● **Problem details**
Would you set down each line of the data below exactly?

= Beginning of Section =

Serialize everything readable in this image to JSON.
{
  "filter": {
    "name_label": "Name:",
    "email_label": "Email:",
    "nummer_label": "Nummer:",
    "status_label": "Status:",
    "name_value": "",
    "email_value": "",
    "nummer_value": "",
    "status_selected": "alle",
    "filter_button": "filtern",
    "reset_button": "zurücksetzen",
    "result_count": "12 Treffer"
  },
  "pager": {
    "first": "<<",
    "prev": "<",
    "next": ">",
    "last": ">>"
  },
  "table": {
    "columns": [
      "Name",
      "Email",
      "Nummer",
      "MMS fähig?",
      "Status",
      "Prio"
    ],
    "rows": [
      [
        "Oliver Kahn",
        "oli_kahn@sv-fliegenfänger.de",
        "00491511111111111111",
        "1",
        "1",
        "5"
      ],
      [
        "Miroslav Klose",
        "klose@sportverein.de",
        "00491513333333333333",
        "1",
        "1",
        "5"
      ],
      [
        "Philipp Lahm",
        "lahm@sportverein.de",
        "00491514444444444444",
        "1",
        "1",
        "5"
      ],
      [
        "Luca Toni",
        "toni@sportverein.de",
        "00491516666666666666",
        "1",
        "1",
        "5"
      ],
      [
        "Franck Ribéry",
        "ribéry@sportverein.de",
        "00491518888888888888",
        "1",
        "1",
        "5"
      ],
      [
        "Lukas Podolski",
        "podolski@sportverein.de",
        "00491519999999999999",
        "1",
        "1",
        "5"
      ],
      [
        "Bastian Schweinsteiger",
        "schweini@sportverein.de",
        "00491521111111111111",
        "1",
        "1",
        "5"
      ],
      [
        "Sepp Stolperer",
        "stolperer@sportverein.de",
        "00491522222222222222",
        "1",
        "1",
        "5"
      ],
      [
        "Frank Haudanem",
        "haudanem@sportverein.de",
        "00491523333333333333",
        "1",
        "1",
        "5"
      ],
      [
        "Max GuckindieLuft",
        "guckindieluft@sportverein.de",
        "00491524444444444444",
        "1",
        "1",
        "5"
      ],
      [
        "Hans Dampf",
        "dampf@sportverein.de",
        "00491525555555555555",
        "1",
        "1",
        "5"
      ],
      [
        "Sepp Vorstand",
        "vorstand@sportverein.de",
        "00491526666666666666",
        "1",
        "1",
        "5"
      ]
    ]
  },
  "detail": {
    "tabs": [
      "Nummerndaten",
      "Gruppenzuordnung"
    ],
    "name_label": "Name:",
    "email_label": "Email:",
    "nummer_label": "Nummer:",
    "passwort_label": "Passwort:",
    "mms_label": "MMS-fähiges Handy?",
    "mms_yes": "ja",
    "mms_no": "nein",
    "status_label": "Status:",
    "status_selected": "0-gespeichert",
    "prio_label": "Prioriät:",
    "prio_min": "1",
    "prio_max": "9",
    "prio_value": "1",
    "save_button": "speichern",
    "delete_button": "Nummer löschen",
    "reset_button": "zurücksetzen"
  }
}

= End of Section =

● **Solution to this task**
Serialize everything readable in this image to JSON.
{
  "filter": {
    "name_label": "Name:",
    "email_label": "Email:",
    "nummer_label": "Nummer:",
    "status_label": "Status:",
    "name_value": "",
    "email_value": "",
    "nummer_value": "",
    "status_selected": "alle",
    "filter_button": "filtern",
    "reset_button": "zurücksetzen",
    "result_count": "12 Treffer"
  },
  "pager": {
    "first": "<<",
    "prev": "<",
    "next": ">",
    "last": ">>"
  },
  "table": {
    "columns": [
      "Name",
      "Email",
      "Nummer",
      "MMS fähig?",
      "Status",
      "Prio"
    ],
    "rows": [
      [
        "Oliver Kahn",
        "oli_kahn@sv-fliegenfänger.de",
        "00491511111111111111",
        "1",
        "1",
        "5"
      ],
      [
        "Miroslav Klose",
        "klose@sportverein.de",
        "00491513333333333333",
        "1",
        "1",
        "5"
      ],
      [
        "Philipp Lahm",
        "lahm@sportverein.de",
        "00491514444444444444",
        "1",
        "1",
        "5"
      ],
      [
        "Luca Toni",
        "toni@sportverein.de",
        "00491516666666666666",
        "1",
        "1",
        "5"
      ],
      [
        "Franck Ribéry",
        "ribéry@sportverein.de",
        "00491518888888888888",
        "1",
        "1",
        "5"
      ],
      [
        "Lukas Podolski",
        "podolski@sportverein.de",
        "00491519999999999999",
        "1",
        "1",
        "5"
      ],
      [
        "Bastian Schweinsteiger",
        "schweini@sportverein.de",
        "00491521111111111111",
        "1",
        "1",
        "5"
      ],
      [
        "Sepp Stolperer",
        "stolperer@sportverein.de",
        "00491522222222222222",
        "1",
        "1",
        "5"
      ],
      [
        "Frank Haudanem",
        "haudanem@sportverein.de",
        "00491523333333333333",
        "1",
        "1",
        "5"
      ],
      [
        "Max GuckindieLuft",
        "guckindieluft@sportverein.de",
        "00491524444444444444",
        "1",
        "1",
        "5"
      ],
      [
        "Hans Dampf",
        "dampf@sportverein.de",
        "00491525555555555555",
        "1",
        "1",
        "5"
      ],
      [
        "Sepp Vorstand",
        "vorstand@sportverein.de",
        "00491526666666666666",
        "1",
        "1",
        "5"
      ]
    ]
  },
  "detail": {
    "tabs": [
      "Nummerndaten",
      "Gruppenzuordnung"
    ],
    "name_label": "Name:",
    "email_label": "Email:",
    "nummer_label": "Nummer:",
    "passwort_label": "Passwort:",
    "mms_label": "MMS-fähiges Handy?",
    "mms_yes": "ja",
    "mms_no": "nein",
    "status_label": "Status:",
    "status_selected": "0-gespeichert",
    "prio_label": "Prioriät:",
    "prio_min": "1",
    "prio_max": "9",
    "prio_value": "1",
    "save_button": "speichern",
    "delete_button": "Nummer löschen",
    "reset_button": "zurücksetzen"
  }
}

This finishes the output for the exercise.